If you follow me regularly, you know that I have a slight obsession with children’s books and promoting literacy. Growing up, my mom would say “Readers are Leaders” and I truly believe encouraging children to pick up a book and read is more important now than ever. That being said, I always note the importance of finding books that interest the child in order to develop their connection to wanting to read more often.
So it is the day after Easter and the remnants of the holiday lay around the house. In particular the plastic eggs seem to be in every room. With the kids home from daycare and school for one more day, we emptied any candy that remained into bags and put the plastic eggs to use before packing them away until next year.

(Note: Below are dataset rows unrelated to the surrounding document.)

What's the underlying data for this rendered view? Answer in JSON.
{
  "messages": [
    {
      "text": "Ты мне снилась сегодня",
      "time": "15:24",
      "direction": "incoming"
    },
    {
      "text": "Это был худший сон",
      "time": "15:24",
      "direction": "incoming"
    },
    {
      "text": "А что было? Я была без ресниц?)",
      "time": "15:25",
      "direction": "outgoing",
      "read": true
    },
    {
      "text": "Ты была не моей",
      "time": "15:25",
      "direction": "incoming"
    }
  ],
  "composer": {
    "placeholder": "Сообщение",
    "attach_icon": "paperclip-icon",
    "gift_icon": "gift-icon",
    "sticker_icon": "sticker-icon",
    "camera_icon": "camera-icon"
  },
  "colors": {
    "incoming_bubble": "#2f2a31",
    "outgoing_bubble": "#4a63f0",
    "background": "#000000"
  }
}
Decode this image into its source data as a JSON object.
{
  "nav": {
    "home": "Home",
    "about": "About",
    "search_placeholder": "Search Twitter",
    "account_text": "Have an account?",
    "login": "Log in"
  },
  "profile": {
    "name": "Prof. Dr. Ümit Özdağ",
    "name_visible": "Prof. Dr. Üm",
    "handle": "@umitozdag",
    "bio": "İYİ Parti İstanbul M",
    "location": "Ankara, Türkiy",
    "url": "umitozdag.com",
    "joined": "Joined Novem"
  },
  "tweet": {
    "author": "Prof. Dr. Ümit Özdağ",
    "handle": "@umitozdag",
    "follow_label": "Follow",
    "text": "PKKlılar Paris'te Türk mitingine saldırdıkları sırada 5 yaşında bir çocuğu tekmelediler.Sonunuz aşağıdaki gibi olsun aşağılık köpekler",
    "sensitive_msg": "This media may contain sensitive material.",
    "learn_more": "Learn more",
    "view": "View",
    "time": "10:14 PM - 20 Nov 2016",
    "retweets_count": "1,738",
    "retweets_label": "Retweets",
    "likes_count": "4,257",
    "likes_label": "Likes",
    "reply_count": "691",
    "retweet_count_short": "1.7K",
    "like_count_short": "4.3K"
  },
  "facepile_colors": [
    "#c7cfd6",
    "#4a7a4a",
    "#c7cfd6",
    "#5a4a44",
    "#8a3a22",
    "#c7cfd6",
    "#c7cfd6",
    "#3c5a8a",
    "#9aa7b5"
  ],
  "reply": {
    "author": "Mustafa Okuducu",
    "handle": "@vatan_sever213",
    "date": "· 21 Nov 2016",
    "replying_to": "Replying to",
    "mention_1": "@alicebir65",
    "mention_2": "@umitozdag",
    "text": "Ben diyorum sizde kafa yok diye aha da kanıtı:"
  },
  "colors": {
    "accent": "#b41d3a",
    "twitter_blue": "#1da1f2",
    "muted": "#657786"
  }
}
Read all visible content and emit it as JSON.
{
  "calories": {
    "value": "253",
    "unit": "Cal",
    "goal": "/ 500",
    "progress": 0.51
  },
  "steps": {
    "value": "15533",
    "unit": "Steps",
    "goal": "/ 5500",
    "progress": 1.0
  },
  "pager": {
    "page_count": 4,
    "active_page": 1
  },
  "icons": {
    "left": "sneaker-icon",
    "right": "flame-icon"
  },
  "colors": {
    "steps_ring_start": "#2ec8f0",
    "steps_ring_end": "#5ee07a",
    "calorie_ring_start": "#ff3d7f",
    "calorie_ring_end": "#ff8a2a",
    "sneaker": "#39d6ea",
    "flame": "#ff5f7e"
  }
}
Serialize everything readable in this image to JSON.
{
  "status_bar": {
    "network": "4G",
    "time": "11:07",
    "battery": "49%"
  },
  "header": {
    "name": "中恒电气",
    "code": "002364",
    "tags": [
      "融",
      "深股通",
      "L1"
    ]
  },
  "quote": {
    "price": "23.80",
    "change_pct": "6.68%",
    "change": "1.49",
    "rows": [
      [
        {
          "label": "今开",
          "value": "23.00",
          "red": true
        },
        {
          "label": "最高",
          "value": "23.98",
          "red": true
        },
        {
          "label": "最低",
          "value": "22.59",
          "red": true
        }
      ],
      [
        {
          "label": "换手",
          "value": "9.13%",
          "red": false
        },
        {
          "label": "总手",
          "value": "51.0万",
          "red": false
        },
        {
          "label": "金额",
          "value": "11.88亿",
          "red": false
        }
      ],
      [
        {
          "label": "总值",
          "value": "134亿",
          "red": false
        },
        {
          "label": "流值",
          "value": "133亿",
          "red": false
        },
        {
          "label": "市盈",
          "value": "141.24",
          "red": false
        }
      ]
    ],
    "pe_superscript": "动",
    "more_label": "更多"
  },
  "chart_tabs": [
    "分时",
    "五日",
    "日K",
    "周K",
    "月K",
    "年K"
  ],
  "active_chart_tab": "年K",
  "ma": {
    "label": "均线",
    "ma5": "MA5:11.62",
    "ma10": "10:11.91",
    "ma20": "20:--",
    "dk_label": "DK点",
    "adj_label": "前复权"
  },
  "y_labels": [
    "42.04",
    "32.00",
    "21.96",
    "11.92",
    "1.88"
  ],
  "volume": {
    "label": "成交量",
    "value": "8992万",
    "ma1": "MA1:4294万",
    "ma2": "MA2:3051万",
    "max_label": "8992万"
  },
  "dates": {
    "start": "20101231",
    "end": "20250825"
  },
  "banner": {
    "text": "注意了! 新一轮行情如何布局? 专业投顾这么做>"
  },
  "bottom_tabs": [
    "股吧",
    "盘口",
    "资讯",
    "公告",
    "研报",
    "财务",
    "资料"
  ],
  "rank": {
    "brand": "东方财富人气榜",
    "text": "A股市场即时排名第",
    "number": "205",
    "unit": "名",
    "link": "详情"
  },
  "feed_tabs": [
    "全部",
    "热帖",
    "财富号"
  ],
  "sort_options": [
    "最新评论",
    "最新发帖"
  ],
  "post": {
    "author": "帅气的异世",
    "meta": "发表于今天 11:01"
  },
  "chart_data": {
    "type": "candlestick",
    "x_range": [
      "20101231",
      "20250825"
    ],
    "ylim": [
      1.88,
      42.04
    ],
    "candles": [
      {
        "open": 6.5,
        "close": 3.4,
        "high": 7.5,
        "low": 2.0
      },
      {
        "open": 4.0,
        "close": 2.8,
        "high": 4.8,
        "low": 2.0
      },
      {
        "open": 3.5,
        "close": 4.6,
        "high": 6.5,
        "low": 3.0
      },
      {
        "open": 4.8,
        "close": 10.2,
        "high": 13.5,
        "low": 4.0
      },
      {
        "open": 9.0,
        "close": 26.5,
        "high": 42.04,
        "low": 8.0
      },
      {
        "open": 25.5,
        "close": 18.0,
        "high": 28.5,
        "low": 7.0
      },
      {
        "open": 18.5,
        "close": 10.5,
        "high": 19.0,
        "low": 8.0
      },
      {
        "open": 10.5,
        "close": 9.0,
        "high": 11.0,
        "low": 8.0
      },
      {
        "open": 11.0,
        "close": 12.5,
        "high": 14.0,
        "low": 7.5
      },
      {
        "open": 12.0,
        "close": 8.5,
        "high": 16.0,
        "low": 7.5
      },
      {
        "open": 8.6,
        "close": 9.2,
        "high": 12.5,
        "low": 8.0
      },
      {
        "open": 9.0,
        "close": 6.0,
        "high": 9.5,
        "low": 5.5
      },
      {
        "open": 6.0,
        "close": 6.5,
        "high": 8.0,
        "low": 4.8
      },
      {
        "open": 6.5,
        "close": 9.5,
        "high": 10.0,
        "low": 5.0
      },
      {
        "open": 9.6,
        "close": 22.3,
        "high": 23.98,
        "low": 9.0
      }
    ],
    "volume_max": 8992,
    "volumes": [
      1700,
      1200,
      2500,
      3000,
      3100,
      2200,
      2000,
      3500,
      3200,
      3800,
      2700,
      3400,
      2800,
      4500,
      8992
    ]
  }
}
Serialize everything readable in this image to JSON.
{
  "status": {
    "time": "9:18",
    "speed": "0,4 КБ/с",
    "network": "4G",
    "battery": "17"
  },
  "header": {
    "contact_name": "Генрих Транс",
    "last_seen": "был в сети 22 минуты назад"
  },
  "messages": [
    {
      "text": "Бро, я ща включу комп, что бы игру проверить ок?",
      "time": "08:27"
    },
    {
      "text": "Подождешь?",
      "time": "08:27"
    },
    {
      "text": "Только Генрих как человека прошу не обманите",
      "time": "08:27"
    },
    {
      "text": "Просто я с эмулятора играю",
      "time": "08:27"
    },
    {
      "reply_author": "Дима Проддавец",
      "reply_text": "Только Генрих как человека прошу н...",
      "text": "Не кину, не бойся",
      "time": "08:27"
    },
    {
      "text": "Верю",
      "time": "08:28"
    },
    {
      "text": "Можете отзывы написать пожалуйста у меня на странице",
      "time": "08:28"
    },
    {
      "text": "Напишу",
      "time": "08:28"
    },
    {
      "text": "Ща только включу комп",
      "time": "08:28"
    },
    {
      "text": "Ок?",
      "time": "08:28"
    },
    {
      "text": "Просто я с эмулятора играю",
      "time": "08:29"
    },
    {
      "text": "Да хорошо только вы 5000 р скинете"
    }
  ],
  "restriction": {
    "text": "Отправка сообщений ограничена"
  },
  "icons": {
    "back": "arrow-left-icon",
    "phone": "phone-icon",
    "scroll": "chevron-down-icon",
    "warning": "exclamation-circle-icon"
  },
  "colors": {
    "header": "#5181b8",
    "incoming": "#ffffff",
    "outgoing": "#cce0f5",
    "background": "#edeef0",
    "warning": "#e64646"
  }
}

With Spring Break in full swing and the travel season upon us, I thought I would share a little trick I’ve been using for years when traveling with my kids. Actually, I even use it every time we go out to eat or for coffee as a group. It is not life-changing by any means, but as I have learned as a parent, any tip to make life even a bit easier is a good one.
In my continuing literacy series, I am switching the focus from babies and toddlers to the emerging school-aged reader. This year, my son entered the first grade and is honing his reading and writing skills each day at school and during his nightly reading. It’s also the first time he was introduced to the spelling test. Like most students, each week there are a new set of words he needs to master when it comes to reading and spelling.
One of my favorite parts of Valentine’s Day are the cute, pastel conversation hearts. The sweetheart candies with cute messages like “Be Mine” and “Kiss Me” were part of my childhood, with my mom gifting us a box each year for the holiday. I have continued the tradition and get one for my kids every year. What I also love about the candy hearts is that they can be used as several learning activities for toddlers and kids alike.
Last month, I shared tips for encouraging baby development through black and white books and images. As promised, the next post in my series of encouraging literacy through the ages relates to toddlers. This group of 1- to 3-year-olds is at a wonderful stage of discovery and the perfect age for introducing the importance of books.
Before my son was born, I read the book “The Baby Whisperer” to prepare for his arrival. Because it was pre-kids, I took my time reading it and even took notes. Let me just say: I don’t get to read much these days, and when I do, I definitely don’t have the time to jot things down!
When my son was younger, he was gifted a handful of farm animal figurines. As a two-year-old, he loved lining them up and sharing what sounds they made with me. When we were at our local bookstore, we came across more animals from the same company. What I loved about them was their durability and realistic nature.